Tories plan to stop protecting waterways with fish deemed to lack 'economic, cultural or ecological value.'
What would Dief say? Former Tory PM John Diefenbaker, avid fisherman.
More than 625 Canadian scientists are demanding that the Canadian government abandon plans to gut the Fisheries Act, the nation's most significant and oldest piece of environmental legislation.
Scientists contacted by The Tyee called the changes shocking and unprecedented.
"We believe that the weakening of habitat protections in Section 35 of the Fisheries Act will negatively impact water quality and fisheries across the country, and could undermine Canada's attempt to maintain international credibility in the environment," states the letter.
"Most Canadian men like to hunt and to fish," said David Schindler, a world famous ecologist in a Tyee interview. "The proposed changes to the Fisheries Act are an attack on the rivers and waterways that support these freedoms," added Schindler who drafted the letter.
Schindler rallied biologists after leaked government documents obtained by former federal fishery biologist Otto Langer a week ago show the Harper government plans to remove habitat protection entirely from the act.
Without protection for rivers, streams and lakes, fish populations will decline, species will go extinct and waterways will become lifeless, say fishery biologists.
Proposed changes likely this year
Langer says that the government wants to piggyback the changes onto the next federal budget.
In a prepared statement Fisheries and Ocean Minister Keith Ashfield confirmed that, "The government is reviewing fish and fish habitat protection policies to ensure they do not go beyond their intended conservation goals."
The terse statement added that existing policies "do not reflect the priorities of Canadians," but provided no explanation.

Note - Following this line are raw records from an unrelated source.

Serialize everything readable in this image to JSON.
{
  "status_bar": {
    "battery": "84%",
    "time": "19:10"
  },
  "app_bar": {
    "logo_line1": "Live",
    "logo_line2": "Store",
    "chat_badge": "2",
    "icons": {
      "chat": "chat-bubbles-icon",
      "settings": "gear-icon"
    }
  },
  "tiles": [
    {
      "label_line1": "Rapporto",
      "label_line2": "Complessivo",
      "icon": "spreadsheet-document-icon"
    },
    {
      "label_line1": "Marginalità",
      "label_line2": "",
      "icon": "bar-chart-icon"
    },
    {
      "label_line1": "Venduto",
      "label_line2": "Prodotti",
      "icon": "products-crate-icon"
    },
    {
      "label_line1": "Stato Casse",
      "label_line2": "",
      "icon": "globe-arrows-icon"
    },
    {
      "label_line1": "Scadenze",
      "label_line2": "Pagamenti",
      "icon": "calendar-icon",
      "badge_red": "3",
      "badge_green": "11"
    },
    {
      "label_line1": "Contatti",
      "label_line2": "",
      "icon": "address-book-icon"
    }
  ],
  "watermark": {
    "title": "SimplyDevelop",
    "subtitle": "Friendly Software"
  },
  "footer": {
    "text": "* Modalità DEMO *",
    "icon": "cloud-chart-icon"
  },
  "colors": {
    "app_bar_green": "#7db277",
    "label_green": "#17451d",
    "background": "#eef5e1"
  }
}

The Fisheries Act, Canada's best and most clearly-worded environmental legislation, says that "no person shall carry out any work or undertaking that results in the harmful alteration, disruption or destruction of fish habitat."
But Tory changes would make it legal to destroy waterways provided that it does not "result in an adverse effect on a fish of economic, cultural or ecological value."

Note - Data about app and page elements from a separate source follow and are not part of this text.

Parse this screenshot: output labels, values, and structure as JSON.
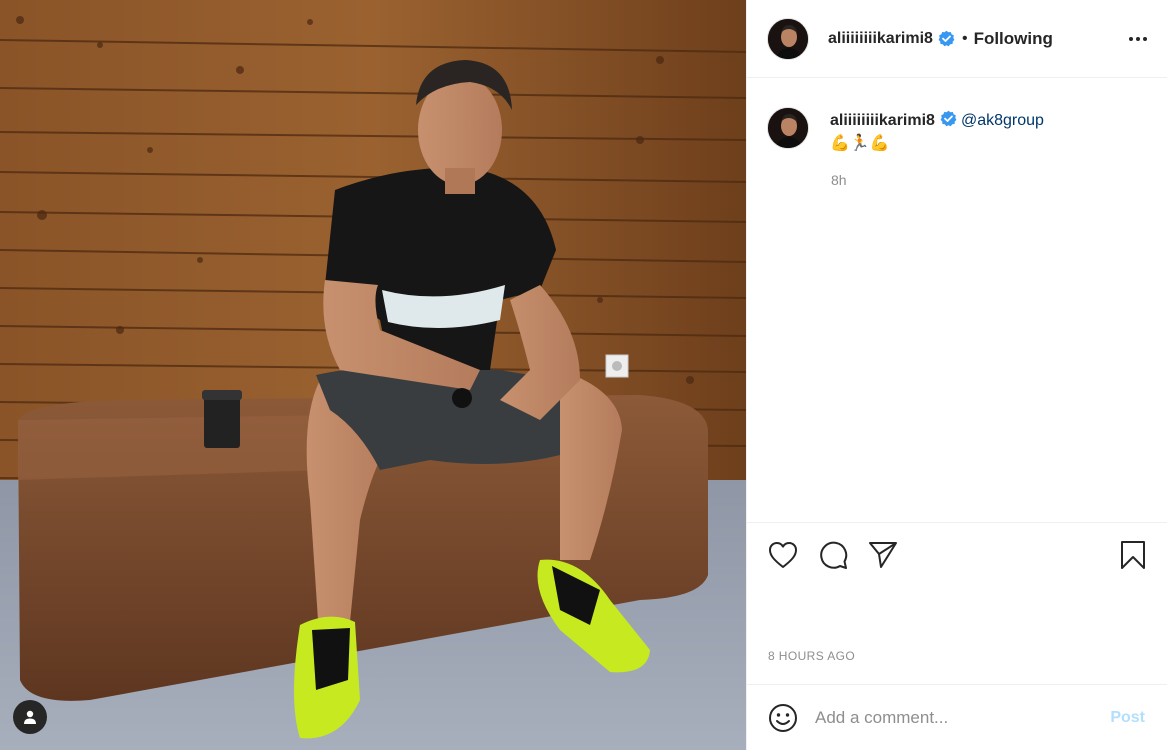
{
  "post": {
    "username": "aliiiiiiiikarimi8",
    "follow_status": "Following",
    "dot": "•",
    "caption_mention": "@ak8group",
    "caption_emoji": "💪🏃💪",
    "caption_time": "8h",
    "time_ago": "8 HOURS AGO"
  },
  "comment": {
    "placeholder": "Add a comment...",
    "post_label": "Post"
  },
  "icons": {
    "verified": "verified-badge-icon",
    "more": "more-options-icon",
    "like": "heart-icon",
    "comment": "comment-bubble-icon",
    "share": "share-paper-plane-icon",
    "save": "bookmark-icon",
    "emoji": "smiley-icon",
    "tag_user": "user-tag-icon"
  },
  "colors": {
    "verified_blue": "#3897f0",
    "mention_link": "#00376b",
    "post_button_disabled": "#b2dffc",
    "muted_text": "#8e8e8e"
  }
}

Like 'eugenics' say scientists
Schindler and other scientists compared the division of fish into valuable and non-valuable species to the wildlife equivalent of eugenics, the Nazi idea that some humans are more racially fit than others.
"It's exactly like eugenics," said Schindler. "It's a stupid idea. What do they think all these commercially important fish eat? Did they ask the fish who is fit and unfit and which fish is of ecological value? They should just scratch this wording out and improve the act, not gut it."

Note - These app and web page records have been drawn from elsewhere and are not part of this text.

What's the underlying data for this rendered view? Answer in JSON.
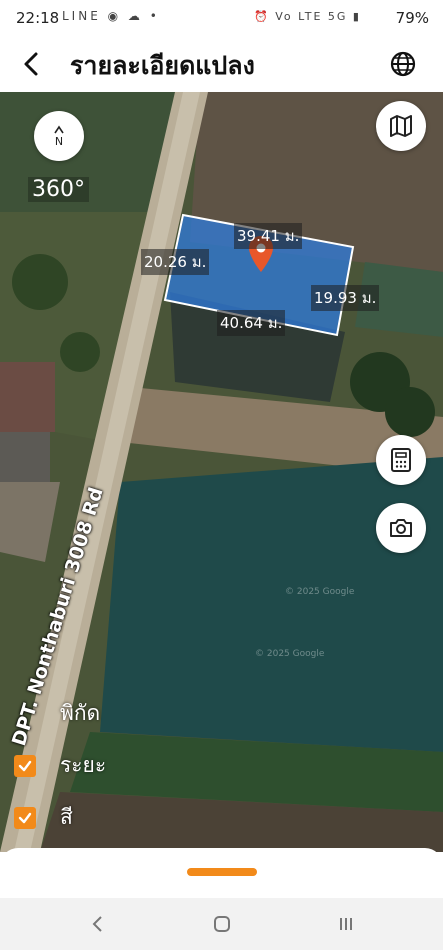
{
  "status_bar": {
    "time": "22:18",
    "left_icons": "LINE ◉ ☁ •",
    "right_icons": "⏰ Vo LTE 5G ▮",
    "battery": "79%"
  },
  "header": {
    "title": "รายละเอียดแปลง"
  },
  "map": {
    "compass_letter": "N",
    "bearing": "360°",
    "road_name": "DPT. Nonthaburi 3008 Rd",
    "dimensions": {
      "top": "39.41 ม.",
      "left": "20.26 ม.",
      "right": "19.93 ม.",
      "bottom": "40.64 ม."
    },
    "watermark": "© 2025 Google"
  },
  "layers": [
    {
      "label": "พิกัด",
      "checked": false
    },
    {
      "label": "ระยะ",
      "checked": true
    },
    {
      "label": "สี",
      "checked": true
    }
  ],
  "colors": {
    "accent": "#f28a1a",
    "plot_fill": "#2f7bdc",
    "pin": "#e8572a"
  }
}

Schindler's work on acid rain, nutrient pollution and oil sands water contamination has prompted major public policy changes in North American and Europe.
John Smol, an award-winning lake biologist at Queen's University says the proposed changes are unbelievable if not shocking.
"It's a disconnect with science. Minnows are a part of the food chain. So what is an ecologically significant fish?"
'They are all ecologically sensitive': Smol
Smol also wondered where the proposals originated. "I can't imagine a federal biologist proposing this. They are all ecologically sensitive. They know how a food chain works."
Given the multiplication of stresses on rivers and waterways including nutrient pollution, climate change, and invading species, Smol says the act should be strengthened, not weakened.
"It's an act we've had from the beginning of the country and it's very important."
Schindler says gutting the act appears to be driven by the government's agenda to accelerate mining and oil sands projects.
"The people who will benefit from these proposed changes are developers who want to build roads or big projects who now have to deal with stream crossing permits. The people who won't benefit are commercial fisherman, First Nations and Canadians who just like to angle for pleasure."
In addition two former fisheries ministers, John Fraser and Tom Siddon, have both strongly condemned the government's proposal to emasculate the legislation along with the Canadian Society for Ecology and Evolution.
Since 2009, the government of Stephen Harper has weakened the Navigable Waters Protection Act, exempted big infrastructure projects from the Canadian Environmental Assessment Act and repeatedly downgraded commitments to address atmospheric pollution. Environment Minister Peter Kent is being sued for refusing to uphold the Species At Risk Act and protect woodland caribou in northern Alberta in the oil sands region.